  • It show cases the way Savage Dragon can tell a story that is “done in one” (in other words, this issue begins a story and ends it in a single issue) while at the same time continuing other stories that are ongoing in the book.
  • It is fun. You will laugh.
  • There’s loads of action to boot.

Do yourself a favor and show this book to a loved one or a friend. It’s a good time and may get your friends and family interested! Also if you’re here and haven’t given the book a try you can’t beat this issue!

New Readers: Don’t Let Dragon Intimidate You!

I know that many  potential new readers are intimidated about trying Savage Dragon for the first time due to the large number of issues (175 and counting) that have been released. It’s a well known fact that Erik Larsen has been writing, pencilling, and inking this series for almost twenty years now.  So when people refer to this and tell there is too many issues to catch up on, I say “nonsense!” Here’s why:

Did you start reading Batman, Spider-man, Iron Man, Green Lantern, or Thor at their original issue #1? Odds are that many people reading those comics today weren’t even alive (or where too young to read) when the 175th issue of most of those titles came out. They just jumped on and picked up the pieces as they went on.

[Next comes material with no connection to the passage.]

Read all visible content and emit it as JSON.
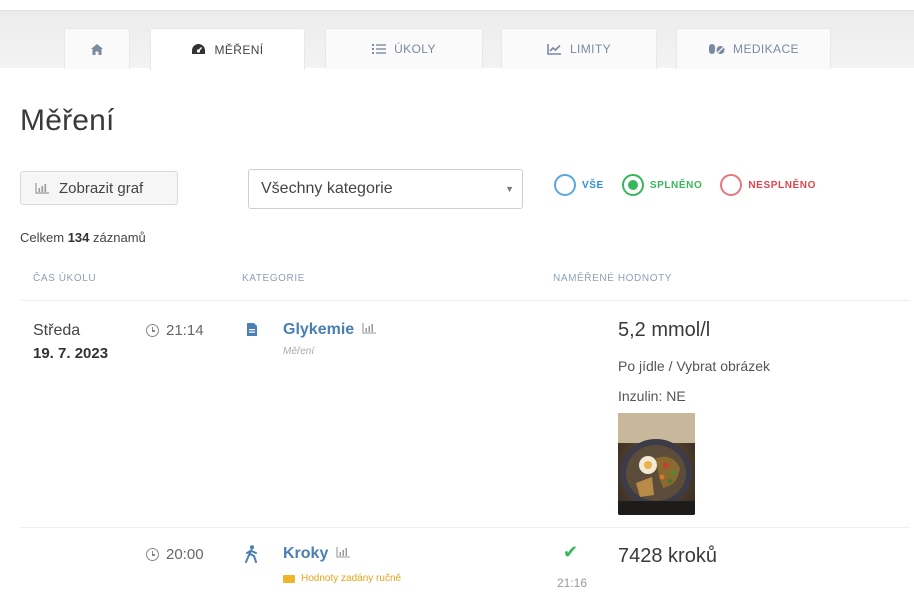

Are you unable to enjoy reading Marvel or DC comics in general  because you haven’t read every issue of every comic they put out and don’t know everything about every character? Of course not! You picked up on things as you went along!

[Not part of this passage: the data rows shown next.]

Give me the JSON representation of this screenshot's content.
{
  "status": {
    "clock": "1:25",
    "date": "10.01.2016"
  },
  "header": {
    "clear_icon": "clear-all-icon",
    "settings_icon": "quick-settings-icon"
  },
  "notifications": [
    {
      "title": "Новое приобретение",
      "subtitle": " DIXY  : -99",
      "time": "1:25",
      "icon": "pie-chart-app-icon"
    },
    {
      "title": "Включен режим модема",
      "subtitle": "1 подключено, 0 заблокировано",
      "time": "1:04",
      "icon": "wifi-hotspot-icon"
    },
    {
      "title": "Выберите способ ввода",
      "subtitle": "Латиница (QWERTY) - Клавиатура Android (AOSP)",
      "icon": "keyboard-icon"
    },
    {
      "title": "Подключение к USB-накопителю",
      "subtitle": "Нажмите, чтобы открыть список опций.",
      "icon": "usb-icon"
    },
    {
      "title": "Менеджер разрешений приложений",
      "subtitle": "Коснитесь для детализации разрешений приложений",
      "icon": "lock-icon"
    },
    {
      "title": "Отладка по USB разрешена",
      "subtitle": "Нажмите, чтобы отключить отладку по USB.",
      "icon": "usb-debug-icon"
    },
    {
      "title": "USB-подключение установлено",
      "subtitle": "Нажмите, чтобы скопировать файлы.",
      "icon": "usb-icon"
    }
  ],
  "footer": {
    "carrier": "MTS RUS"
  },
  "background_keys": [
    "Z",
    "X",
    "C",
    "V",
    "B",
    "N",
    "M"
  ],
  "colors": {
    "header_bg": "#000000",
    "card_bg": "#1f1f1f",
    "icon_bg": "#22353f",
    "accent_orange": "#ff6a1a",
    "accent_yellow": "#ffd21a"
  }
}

So why are people so intimidated about the number of issues of Savage Dragon that are out? Think of it this way: the sheer volume is testament to the staying power of the comic and the dedication of it’s creator!

Are you sick of investing your money on a new Marvel or DC comic book series because you like the the creative team, only to learn they are being replaced five issues later? Are you tired of reading a book for ten years only to eventually have everything you initially loved about the series retconned piece by piece with each succeeding creative team? Are you annoyed with how many times Marvel and DC make a spectacle of “killing” major characters for brief media attention, only to have the characters come back to life mere months later with a rebooted issue #1?

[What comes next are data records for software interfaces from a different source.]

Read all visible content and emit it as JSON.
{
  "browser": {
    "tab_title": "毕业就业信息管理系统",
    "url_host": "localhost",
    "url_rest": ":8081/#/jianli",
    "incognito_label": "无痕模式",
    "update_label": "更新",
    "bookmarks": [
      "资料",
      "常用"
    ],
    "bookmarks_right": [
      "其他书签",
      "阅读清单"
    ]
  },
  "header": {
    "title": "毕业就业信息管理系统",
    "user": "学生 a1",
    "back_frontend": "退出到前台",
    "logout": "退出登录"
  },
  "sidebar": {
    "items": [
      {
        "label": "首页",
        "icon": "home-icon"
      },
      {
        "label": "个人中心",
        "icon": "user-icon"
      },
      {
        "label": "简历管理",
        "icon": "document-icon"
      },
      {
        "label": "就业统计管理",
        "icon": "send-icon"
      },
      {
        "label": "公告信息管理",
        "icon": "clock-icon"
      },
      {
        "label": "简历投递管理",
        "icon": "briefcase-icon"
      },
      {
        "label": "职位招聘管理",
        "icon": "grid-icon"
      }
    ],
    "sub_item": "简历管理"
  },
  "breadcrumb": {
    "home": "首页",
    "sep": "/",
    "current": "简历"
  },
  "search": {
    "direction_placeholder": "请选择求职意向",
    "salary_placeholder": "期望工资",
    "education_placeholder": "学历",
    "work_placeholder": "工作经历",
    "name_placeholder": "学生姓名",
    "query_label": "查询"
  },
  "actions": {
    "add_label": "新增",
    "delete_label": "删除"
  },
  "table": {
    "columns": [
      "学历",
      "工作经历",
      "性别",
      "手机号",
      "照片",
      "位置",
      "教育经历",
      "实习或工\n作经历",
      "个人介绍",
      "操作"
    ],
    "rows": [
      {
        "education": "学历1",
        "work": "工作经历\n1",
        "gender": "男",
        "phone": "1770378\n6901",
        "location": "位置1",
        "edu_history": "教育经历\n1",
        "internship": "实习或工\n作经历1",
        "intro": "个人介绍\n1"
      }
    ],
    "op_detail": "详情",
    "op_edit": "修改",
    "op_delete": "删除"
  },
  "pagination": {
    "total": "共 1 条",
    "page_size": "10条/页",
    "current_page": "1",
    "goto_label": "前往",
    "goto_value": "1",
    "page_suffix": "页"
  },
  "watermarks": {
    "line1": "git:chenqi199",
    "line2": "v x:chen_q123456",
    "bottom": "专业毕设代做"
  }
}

I know I am! That’s why Savage Dragon is the book for me. I’m certain that every month when I purchase my copy of Savage Dragon, it will be written, penciled, and inked by the same creative team. The same team that has been on the book for almost 20 years now: Erik Larsen, Erik Larsen, and Erik Larsen.

And for those of you who are still intimidated by the 175 issues of back story, check out the Savage Dragon Wiki! The Savage Dragon Wiki was created by Gavin Higginbotham and myself as a resource to help ease new readers into the amazing world of Savage Dragon. The Savage Dragon Wiki has profiles on almost every character to appear in the comic, as well as complete issue summaries for the ongoing series and related mini-series.

-Craig O.

Visit the Savage Dragon Wiki